Note too this was a 6-passenger model ($800 extra) with captain’s chairs in the second row. A second row bench is standard and would allow the XT6 to carry seven. Room is generous in the third row, as the second row seats will slide forward. But the floor is raised in row three so knees ride a little higher than in row two. All seats are comfy, both soft due to the leather surfaces, and well-formed for hip support support. Cadillac also provides power buttons inside the power hatch to lower the third row seats, and buttons inside the second row doors to lower third row headrests and seats.
Naturally the interior is extremely quiet.
XT6 also excels at cargo space, if either the third row, or second and third are lowered. The space is massive. With the third row in place there’s just room for a row of grocery bags behind the seat.
Two more add-ons to mention, one for $800 upgrades the headlight system, including curb spotlights that shine to the side when the turn signals are activated, plus lighted door handles, which are classy.
Optional too is a retractable cargo cover that adds $150 to the bottom line. You’re kidding right?
Speaking of which, the starting price for the Premium Luxury’s bottom line is $56,040, including delivery. That’s less than most of the European competitors, but more than the MDX. And with its long list of options the tester hit $70,965. My first house cost half that much.
An entry-level Luxury model with 2.0-liter turbo I4 with 237 horsepower starts at $49,740. Adding AWD pushes it up $2,000.
A top-level XT6 Sport, which comes with AWD, red Brembo brake calipers, a torque vectoring differential, adaptive suspension and quicker steering, lists at $59,415.
Competitors beyond those listed include the likes of the Audi Q7 and BMW X5 at the higher price end, although the Caddy offers a better warranty. Or consider the Genesis GV80, Volvo XC90 or Lincoln Aviator nearer to the Caddy’s price range.
So many choices!
FAST STATS: 2022 Cadillac XT6 Premium Luxury AWD
Hits: Handsome 3-row SUV, good power, well-cushioned ride and AWD. Quiet luxury interior, 4 drive modes, heated wheel, heated/cooled front seats, heated rear seats, panoramic sunroof, power tilt/telescope steering wheel, wireless charger, HUD, comfy seats, oodles of storage (rear seats down).
Misses: MediocreMPG and no hybrid available, dash’s fake wood extremely reflective, hesitant acceleration except in Sport mode, touch pad for seat heat and some climate controls flexes so doesn’t always engage first touch.
Made in: Spring Hill, Tenn.
Engine: 3.6-liter V6, 310 hp/271 torque
Transmission: 9-speed automatic
Weight: 4,700 lbs.
Wheelbase: 112.7 in.
Length: 198.8 in.
Cargo: 12.6/43.1/78.7 cu.ft.
Tow: 4,000 lbs.
MPG: 17.5 (tested)
Base Price: $56,040 (includes delivery)
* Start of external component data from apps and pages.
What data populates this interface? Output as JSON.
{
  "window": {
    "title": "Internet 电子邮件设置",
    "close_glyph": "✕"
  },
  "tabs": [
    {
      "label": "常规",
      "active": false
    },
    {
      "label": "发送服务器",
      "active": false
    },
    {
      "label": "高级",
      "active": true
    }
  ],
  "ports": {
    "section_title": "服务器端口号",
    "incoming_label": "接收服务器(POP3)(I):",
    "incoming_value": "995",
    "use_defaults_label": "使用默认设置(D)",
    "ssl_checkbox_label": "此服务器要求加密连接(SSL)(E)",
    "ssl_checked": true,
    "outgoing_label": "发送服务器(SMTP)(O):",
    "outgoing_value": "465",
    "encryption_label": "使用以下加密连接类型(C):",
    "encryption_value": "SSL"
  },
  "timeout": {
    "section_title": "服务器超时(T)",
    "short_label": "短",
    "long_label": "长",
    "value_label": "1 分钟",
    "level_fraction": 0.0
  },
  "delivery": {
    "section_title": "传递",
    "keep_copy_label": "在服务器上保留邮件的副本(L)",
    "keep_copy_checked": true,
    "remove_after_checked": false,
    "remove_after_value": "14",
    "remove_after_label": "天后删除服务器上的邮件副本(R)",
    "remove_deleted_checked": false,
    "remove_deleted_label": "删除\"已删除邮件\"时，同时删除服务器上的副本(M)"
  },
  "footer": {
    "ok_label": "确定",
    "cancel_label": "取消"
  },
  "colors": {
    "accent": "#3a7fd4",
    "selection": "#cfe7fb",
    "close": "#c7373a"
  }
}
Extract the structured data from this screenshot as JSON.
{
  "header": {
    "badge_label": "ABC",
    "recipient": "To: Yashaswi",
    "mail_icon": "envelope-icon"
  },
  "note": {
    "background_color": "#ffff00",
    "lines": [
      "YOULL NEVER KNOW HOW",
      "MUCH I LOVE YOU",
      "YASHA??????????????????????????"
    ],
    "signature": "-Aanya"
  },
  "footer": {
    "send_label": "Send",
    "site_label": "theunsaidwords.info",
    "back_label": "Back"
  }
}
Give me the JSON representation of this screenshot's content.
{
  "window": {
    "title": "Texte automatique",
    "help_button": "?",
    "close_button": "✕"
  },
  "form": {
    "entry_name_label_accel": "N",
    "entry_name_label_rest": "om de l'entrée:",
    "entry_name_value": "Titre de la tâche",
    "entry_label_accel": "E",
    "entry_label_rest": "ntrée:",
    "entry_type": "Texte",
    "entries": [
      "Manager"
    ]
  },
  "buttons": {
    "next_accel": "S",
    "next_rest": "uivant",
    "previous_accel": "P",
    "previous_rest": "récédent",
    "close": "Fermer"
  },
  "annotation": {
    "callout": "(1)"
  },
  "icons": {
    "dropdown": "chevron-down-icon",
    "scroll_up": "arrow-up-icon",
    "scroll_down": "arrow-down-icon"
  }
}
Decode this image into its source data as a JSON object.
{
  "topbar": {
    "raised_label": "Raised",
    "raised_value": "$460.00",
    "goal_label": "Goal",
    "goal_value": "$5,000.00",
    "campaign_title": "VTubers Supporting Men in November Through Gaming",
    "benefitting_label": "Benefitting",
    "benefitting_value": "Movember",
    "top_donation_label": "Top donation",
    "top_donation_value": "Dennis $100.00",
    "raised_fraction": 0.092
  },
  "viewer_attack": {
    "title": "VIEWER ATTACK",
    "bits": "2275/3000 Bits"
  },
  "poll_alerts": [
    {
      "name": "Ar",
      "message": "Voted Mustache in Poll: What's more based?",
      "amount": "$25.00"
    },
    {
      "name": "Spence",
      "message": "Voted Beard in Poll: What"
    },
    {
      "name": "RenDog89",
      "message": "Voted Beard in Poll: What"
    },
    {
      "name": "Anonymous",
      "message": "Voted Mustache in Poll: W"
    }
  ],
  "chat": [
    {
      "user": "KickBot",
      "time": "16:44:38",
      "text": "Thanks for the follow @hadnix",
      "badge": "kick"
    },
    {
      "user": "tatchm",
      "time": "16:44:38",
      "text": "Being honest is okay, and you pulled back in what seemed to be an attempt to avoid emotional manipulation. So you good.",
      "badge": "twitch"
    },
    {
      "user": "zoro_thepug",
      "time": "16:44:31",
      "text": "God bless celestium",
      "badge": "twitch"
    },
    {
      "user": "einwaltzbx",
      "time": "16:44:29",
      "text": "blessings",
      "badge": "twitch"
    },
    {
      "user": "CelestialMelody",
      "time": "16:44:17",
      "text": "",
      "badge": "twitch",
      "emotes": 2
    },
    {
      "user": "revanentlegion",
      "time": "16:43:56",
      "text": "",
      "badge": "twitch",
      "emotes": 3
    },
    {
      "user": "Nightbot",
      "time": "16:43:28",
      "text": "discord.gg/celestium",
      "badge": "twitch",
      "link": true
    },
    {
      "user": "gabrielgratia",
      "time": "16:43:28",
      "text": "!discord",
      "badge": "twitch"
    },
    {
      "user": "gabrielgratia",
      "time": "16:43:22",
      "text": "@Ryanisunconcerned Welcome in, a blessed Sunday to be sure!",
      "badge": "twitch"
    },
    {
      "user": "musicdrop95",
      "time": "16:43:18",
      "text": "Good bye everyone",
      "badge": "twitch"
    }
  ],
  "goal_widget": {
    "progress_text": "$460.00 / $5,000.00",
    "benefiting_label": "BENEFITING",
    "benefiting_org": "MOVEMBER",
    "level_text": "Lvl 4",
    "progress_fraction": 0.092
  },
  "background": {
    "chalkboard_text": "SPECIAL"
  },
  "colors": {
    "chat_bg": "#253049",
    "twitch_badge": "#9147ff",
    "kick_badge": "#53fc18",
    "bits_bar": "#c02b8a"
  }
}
Platinum package (semi-aniline leather seats, Modena leather-wrapped wheel, leather horn pad, suede headliner, premium floor mats, real-time damping suspension), $5,000
Technology package (HD surround vision, automatic parking assist w/braking, 8-inch color gauge cluster, HUD, rear pedestrian alert, surround vision recorder, rear camera mirror w/washer), $2,350
Night vision, $2,000
Driver assist package (auto seatbelt tightening, reverse automatic braking, enhanced automatic braking, adaptive cruise control), $1,300
Cadillac User Experience w/navigation, Bose Performance audio 14-speaker system, $1,000
6-passenger seating, $800
Premium headlamp system w/lighted door handles, $800
Comfort and air quality package (heated rear seats, air ionizer, cooled front seats), $750
Special paint, $625
Security cargo shade, $150
Test vehicle: $70,965
Sources: Cadillac, www.kbb.com
Photos: Mark Savage